Michael Saunders at Citigroup said that exports to the peripheral euro economies â€“ especially Spain and Italy â€“ were already sliding. In the last three months, exports of goods in nominal terms fell by 7.7% to Spain and by 10.4% to Italy.
The collapse in domestic demand in the euro periphery is a major drag for the UK because of Britain’s close trade links. In 2011, exports to Italy, Spain, Portugal, Greece and Ireland totalled Â£40.6bn in goods only â€“ 14% of total UK exports and far greater than UK exports to China and Hong Kong (Â£14.7bn).
The ONS said February’s trade gap was made up of a shortfall of Â£8.8bn in trade in goods offset by a surplus of Â£5.4bn in trade in services.
Over the three months to February â€“ a better guide to the underlying trend than one month’s data â€“ there was a small improvement in the UK’s trade performance. The deficit in goods and services in the latest three months stood at Â£7.6bn, down from Â£9.4bn in the quarter ending in November. Both imports and exports fell in the three months to February.
Excluding oil and so-called erratic items such as precious stones and aircraft, exports fell by 5.3% between January and February while imports were down by 0.9%.

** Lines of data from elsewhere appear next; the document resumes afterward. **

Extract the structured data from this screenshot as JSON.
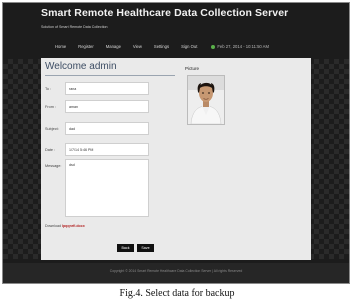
{
  "header": {
    "title": "Smart Remote Healthcare Data Collection Server",
    "subtitle": "Solution of Smart Remote Data Collection"
  },
  "nav": {
    "items": [
      {
        "label": "Home"
      },
      {
        "label": "Register"
      },
      {
        "label": "Manage"
      },
      {
        "label": "View"
      },
      {
        "label": "Settings"
      },
      {
        "label": "Sign Out"
      }
    ],
    "datetime": "Feb 27, 2014 - 10:11:50 AM"
  },
  "main": {
    "welcome": "Welcome admin",
    "fields": [
      {
        "label": "To :",
        "value": "rana"
      },
      {
        "label": "From :",
        "value": "aman"
      },
      {
        "label": "Subject:",
        "value": "dad"
      },
      {
        "label": "Date :",
        "value": "1/7/14 5:46 PM"
      }
    ],
    "message": {
      "label": "Message:",
      "value": "dsd"
    },
    "download": {
      "prefix": "Download",
      "filename": "lpqqnrfi.docx"
    },
    "buttons": {
      "back": "Back",
      "save": "Save"
    },
    "picture_label": "Picture"
  },
  "footer": {
    "copyright": "Copyright © 2014 Smart Remote Healthcare Data Collection Server | All rights Reserved"
  },
  "caption": "Fig.4. Select data for backup"
}
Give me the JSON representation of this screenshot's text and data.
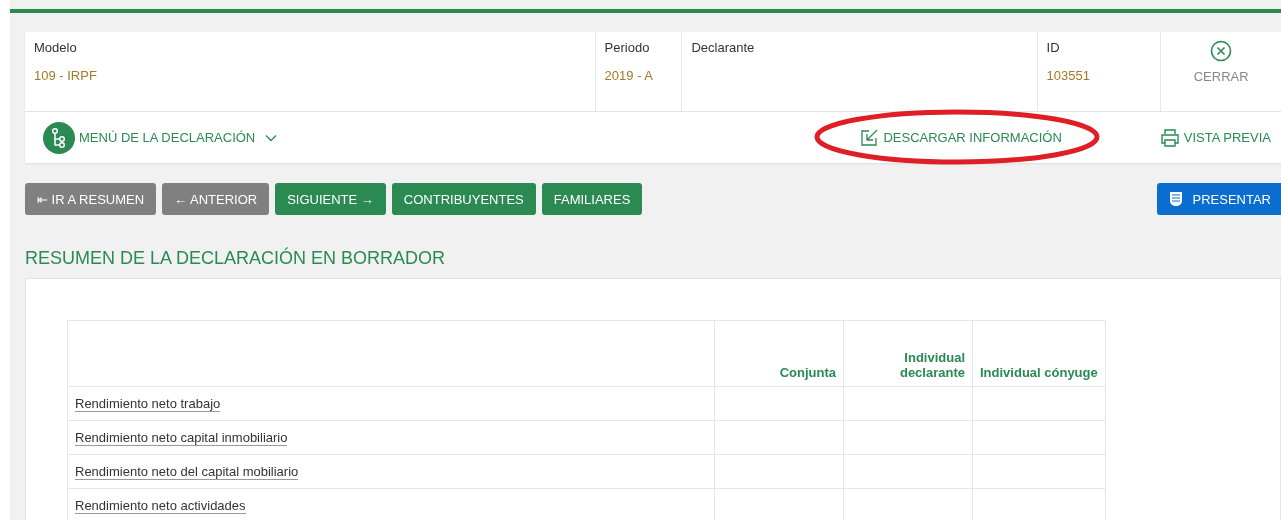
{
  "header": {
    "fields": [
      {
        "label": "Modelo",
        "value": "109 - IRPF"
      },
      {
        "label": "Periodo",
        "value": "2019 - A"
      },
      {
        "label": "Declarante"
      },
      {
        "label": "ID",
        "value": "103551"
      }
    ],
    "close": "CERRAR"
  },
  "menu_bar": {
    "menu": "MENÚ DE LA DECLARACIÓN",
    "download": {
      "label": "DESCARGAR INFORMACIÓN",
      "highlighted": true
    },
    "preview": "VISTA PREVIA"
  },
  "buttons": [
    {
      "label": "⇤ IR A RESUMEN",
      "kind": "grey"
    },
    {
      "label": "← ANTERIOR",
      "kind": "grey"
    },
    {
      "label": "SIGUIENTE →",
      "kind": "green"
    },
    {
      "label": "CONTRIBUYENTES",
      "kind": "green"
    },
    {
      "label": "FAMILIARES",
      "kind": "green"
    }
  ],
  "submit": "PRESENTAR",
  "section_title": "RESUMEN DE LA DECLARACIÓN EN BORRADOR",
  "table": {
    "columns": [
      "Conjunta",
      "Individual declarante",
      "Individual cónyuge"
    ],
    "rows": [
      "Rendimiento neto trabajo",
      "Rendimiento neto capital inmobiliario",
      "Rendimiento neto del capital mobiliario",
      "Rendimiento neto actividades"
    ]
  }
}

Chuka Umunna, Labour’s business secretary, said: “In their plan for growth, Vince Cable and George Osborne said encouraging investment and exports was a benchmark against which the government should be judged. But last month the Office for Budget Responsibility revised down their forecasts for business investment by a huge 6.9% in 2012 with downgrades in every subsequent year from 2013 to 2016, and this month we learn Britain’s trade deficit widened on top of an unexpected fall in manufacturing output in February 2012.
“These figures are worrying and underline the difficult and uncertain economic environment in which firms are having to operate. If, as they and OBR forecasts suggest, we see slow growth throughout 2012 this would be deeply disappointing and show the failure of the government’s economic plans.”
Chris Williamson, economist at Markit, said: “Importantly, weakness in the euro zone is likely to persist for some time and, because the region accounts for around half of UK export trade, this will put a ceiling on UK export sales and therefore continue to limit the country’s scope to rebalance towards export-led growth.
Change in exports from Britain during a year of euro crisis (Â£m)
Feb 2011 / Feb 2012
To Greece 123 / 98
To Spain 770 / 715
To Ireland 1,417 / 1,418
To Italy 762 / 726
To Portugal 770 / 715
To China 782 / 884